Welcome to Marbella
Marbella embodies the essence of Spain’s renowned Costa del Sol, with 17 miles of shoreline luring sunseekers to its azure Mediterranean waters, as it boasts 320 days of sunshine a year. The sea is a way of life here, with four marinas, including the popular Puerto Banús. But there are just as many treasures on land, all doused with Andalusian flavors, represented in its whitewashed architecture and orange trees aplenty: It’s no wonder that the historic area is anchored by Plaza de Los Naranjos, or Orange Square, dating from the Renaissance era. Also within the winding streets of Old Town, which sits in the Sierra Blanca’s foothills, are preserved sections of Islamic walls and towers that formed the ninth-century Arab fortress. But above all, Marbella just has that sense of elevated living, drawing celebrities, culture seekers, and beach lovers alike.
When is the best time to stay in a vacation rental in Marbella?

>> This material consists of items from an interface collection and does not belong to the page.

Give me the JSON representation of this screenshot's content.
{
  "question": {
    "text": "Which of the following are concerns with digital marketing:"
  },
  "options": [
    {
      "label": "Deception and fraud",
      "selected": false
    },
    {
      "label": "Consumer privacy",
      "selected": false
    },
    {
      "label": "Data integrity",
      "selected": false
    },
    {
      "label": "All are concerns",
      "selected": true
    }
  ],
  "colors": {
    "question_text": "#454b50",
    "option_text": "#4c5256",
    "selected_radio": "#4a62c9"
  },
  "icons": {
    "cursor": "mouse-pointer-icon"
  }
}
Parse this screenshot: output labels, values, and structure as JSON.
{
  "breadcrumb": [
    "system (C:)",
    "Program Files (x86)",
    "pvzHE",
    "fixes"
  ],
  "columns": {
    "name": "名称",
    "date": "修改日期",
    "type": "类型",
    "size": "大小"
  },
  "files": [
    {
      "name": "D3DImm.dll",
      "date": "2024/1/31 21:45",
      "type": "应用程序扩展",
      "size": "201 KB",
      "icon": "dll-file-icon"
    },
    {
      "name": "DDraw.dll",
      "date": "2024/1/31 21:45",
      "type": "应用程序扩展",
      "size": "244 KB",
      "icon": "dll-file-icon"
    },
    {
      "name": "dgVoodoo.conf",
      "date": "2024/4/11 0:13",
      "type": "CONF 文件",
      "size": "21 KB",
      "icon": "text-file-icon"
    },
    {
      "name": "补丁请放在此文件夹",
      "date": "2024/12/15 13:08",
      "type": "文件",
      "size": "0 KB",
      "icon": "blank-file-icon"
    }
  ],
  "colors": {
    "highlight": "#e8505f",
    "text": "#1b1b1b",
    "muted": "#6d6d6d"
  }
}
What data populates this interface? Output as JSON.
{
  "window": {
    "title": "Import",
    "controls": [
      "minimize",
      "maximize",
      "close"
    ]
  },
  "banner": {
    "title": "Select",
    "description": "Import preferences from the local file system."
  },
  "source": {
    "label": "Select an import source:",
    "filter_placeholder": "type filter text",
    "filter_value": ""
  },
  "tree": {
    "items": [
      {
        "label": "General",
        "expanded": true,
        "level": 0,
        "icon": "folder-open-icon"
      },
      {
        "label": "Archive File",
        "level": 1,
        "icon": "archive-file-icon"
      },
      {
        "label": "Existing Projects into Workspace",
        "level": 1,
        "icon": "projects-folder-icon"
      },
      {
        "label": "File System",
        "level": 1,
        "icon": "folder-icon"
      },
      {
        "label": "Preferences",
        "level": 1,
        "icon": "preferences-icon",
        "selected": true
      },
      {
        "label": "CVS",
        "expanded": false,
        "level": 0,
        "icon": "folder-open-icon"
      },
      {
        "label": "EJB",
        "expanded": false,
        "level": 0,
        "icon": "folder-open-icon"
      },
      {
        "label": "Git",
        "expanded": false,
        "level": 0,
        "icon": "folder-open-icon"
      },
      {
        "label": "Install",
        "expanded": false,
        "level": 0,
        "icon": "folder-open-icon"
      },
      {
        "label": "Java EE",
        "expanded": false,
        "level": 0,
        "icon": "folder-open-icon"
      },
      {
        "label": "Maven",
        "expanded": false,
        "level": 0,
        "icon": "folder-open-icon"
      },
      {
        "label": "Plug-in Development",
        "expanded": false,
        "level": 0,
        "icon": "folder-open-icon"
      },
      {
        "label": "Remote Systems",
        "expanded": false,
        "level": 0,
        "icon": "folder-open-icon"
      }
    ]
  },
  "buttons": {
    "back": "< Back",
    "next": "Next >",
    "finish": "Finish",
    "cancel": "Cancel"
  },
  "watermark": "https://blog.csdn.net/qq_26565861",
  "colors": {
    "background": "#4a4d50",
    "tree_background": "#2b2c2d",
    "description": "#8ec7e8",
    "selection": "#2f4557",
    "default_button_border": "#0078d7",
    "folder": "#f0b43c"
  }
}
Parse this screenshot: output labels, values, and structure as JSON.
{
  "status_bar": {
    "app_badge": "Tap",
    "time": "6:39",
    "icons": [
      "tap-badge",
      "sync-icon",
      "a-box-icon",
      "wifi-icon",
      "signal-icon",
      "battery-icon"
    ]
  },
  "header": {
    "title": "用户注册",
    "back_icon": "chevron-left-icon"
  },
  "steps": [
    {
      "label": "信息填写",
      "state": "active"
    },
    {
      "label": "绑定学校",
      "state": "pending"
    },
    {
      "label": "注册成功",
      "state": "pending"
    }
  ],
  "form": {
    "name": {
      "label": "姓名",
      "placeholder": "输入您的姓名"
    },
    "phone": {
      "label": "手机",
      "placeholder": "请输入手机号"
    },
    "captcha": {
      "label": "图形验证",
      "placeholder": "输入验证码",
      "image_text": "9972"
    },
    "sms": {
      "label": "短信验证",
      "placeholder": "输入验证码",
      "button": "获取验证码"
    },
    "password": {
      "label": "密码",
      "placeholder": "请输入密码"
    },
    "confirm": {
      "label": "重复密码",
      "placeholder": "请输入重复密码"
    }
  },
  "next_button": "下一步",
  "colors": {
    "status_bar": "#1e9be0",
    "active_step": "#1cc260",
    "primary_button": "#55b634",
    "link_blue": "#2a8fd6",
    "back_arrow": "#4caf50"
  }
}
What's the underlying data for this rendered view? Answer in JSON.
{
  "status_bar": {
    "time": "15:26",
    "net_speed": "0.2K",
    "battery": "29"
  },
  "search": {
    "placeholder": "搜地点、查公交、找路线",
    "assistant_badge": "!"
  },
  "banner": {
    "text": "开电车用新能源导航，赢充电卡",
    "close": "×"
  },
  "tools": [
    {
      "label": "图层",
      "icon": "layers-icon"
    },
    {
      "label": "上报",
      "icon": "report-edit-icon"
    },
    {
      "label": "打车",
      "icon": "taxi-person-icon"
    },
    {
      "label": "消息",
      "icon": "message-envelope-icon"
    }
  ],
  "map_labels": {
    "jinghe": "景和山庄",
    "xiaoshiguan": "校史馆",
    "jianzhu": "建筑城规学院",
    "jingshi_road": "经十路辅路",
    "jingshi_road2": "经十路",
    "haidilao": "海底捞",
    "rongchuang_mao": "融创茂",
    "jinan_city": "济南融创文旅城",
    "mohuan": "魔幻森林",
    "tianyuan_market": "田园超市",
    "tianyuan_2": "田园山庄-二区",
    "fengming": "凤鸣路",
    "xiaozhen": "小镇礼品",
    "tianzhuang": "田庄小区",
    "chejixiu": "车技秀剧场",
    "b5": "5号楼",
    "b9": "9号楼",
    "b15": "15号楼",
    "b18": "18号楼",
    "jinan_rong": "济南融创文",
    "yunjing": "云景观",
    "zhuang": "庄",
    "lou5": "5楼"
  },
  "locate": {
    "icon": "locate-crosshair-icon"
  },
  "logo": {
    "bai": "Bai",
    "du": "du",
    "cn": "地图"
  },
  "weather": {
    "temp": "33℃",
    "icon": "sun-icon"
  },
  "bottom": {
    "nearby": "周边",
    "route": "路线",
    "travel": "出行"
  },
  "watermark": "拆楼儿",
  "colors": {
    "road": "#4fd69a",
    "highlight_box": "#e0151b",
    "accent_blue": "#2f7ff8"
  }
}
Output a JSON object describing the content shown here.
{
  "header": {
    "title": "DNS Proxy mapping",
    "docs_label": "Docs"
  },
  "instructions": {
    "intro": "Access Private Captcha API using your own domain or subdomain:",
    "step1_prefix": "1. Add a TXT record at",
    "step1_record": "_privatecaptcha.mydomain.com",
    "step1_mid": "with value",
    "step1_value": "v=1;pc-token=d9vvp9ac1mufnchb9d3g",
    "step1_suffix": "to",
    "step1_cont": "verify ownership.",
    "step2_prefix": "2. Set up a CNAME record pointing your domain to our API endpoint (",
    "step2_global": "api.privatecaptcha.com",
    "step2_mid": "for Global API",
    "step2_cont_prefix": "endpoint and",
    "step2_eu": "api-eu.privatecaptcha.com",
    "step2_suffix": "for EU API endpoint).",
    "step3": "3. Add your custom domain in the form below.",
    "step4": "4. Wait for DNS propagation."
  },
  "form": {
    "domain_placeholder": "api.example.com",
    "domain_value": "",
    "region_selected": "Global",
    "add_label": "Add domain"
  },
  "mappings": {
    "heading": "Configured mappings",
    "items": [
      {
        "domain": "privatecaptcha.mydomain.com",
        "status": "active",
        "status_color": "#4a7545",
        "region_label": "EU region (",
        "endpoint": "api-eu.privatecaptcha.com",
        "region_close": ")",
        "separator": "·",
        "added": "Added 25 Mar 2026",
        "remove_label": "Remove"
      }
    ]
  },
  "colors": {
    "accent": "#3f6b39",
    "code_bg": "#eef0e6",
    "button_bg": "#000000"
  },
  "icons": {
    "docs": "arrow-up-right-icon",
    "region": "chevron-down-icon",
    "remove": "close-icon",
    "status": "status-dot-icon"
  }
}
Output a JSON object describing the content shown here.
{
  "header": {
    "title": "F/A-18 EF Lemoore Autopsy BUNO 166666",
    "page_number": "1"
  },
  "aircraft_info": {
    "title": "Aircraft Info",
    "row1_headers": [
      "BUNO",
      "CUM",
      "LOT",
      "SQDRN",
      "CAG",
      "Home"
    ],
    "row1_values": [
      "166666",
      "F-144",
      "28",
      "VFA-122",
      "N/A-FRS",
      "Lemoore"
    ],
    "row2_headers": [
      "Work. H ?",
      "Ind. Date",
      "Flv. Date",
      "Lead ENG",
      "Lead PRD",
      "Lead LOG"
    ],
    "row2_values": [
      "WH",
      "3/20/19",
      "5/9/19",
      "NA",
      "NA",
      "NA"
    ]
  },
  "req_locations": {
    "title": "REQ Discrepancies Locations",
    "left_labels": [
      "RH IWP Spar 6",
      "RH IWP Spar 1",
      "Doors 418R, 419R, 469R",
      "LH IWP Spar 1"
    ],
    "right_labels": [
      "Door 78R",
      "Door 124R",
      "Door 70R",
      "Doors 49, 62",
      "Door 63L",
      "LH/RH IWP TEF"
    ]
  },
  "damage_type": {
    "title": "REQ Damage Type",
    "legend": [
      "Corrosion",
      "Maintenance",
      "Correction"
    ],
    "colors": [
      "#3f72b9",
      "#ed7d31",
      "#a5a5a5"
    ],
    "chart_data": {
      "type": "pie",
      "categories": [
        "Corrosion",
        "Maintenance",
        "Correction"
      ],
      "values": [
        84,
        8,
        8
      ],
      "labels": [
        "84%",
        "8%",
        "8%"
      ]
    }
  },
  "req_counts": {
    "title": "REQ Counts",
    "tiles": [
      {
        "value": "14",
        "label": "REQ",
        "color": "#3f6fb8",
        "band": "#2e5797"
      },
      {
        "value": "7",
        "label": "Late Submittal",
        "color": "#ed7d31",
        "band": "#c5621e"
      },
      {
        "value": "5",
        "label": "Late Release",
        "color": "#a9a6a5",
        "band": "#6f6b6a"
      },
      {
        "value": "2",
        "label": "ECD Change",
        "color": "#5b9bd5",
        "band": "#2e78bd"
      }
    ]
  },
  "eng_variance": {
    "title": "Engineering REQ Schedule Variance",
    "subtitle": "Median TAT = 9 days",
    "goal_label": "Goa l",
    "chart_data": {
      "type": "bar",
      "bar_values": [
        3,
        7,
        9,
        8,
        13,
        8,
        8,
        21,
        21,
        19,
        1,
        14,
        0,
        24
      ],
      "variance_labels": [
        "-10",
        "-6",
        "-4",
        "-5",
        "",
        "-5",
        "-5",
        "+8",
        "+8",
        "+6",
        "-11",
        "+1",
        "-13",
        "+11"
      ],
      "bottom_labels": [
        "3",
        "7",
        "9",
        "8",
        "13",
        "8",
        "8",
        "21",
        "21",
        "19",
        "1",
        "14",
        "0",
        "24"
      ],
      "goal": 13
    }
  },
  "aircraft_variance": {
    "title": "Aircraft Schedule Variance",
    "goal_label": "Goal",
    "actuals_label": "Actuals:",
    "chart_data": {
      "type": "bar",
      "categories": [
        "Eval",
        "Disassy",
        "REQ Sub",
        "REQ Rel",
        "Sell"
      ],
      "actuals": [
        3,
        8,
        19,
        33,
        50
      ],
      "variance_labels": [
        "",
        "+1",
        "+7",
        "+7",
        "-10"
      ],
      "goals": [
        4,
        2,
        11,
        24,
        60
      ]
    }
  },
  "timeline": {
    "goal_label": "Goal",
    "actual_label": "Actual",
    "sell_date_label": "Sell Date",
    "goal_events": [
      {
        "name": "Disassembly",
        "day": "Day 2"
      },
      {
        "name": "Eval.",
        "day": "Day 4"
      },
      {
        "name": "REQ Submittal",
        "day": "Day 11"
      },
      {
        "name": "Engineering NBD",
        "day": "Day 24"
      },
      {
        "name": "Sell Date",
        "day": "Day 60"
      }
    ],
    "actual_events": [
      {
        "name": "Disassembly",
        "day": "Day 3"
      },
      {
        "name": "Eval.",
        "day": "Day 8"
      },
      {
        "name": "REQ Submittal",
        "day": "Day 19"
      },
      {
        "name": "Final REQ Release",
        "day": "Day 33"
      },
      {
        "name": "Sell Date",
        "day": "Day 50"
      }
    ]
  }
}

Of course everyone wants to be at the Spanish Mediterranean destination in the summer when the beach weather is idyllic, but that also makes May through August the busiest period, with higher prices and heavier crowds. April, September, and November may feel more manageable and the water temperatures are still suitable for a swim. The winter temperatures dip low enough that it’s simply too cold to get into the water, but the land temperatures remain moderate enough for exploration by day. The major annual festivals include the Marbella Carnival in February, Festivities of San Bernabé in June, Virgen del Carmen in July, and San Pedro Alántara Fair in October.
What are the top things to do in Marbella?
The famous blue waters of the Spanish Mediterranean draw visitors to the golden sands — and with two dozen beaches lined along the city’s southern coast, there’s no shortage of choices. Artola-Cabopino Beach within the Dunas de Artola nature preserve offers a relaxed landscape among the dunes, while Playa de la Bajadilla, Playa de Rio Real, and Playa de Venus are closer to the action in the city center.
Marbella Old Town
Wander the charming streets of the historic city center, where ruins of the area’s Roman, Arabic, and Christian pasts are all preserved. Highlights include the Arabic Castel’s ruins, the Church of Our Lady of the Incarnation, and Orange Square. Also make sure to wander down Avenida del Mar, which has fountains, gardens, pergolas, and 10 sculptures by Salvador Dalí along its route.
Museum of Contemporary Spanish Engraving
Housed inside the 16th-century Renaissance-style former Bazán Hospital, the museum’s collection of more than 4,000 prints includes works by all the Spanish masters.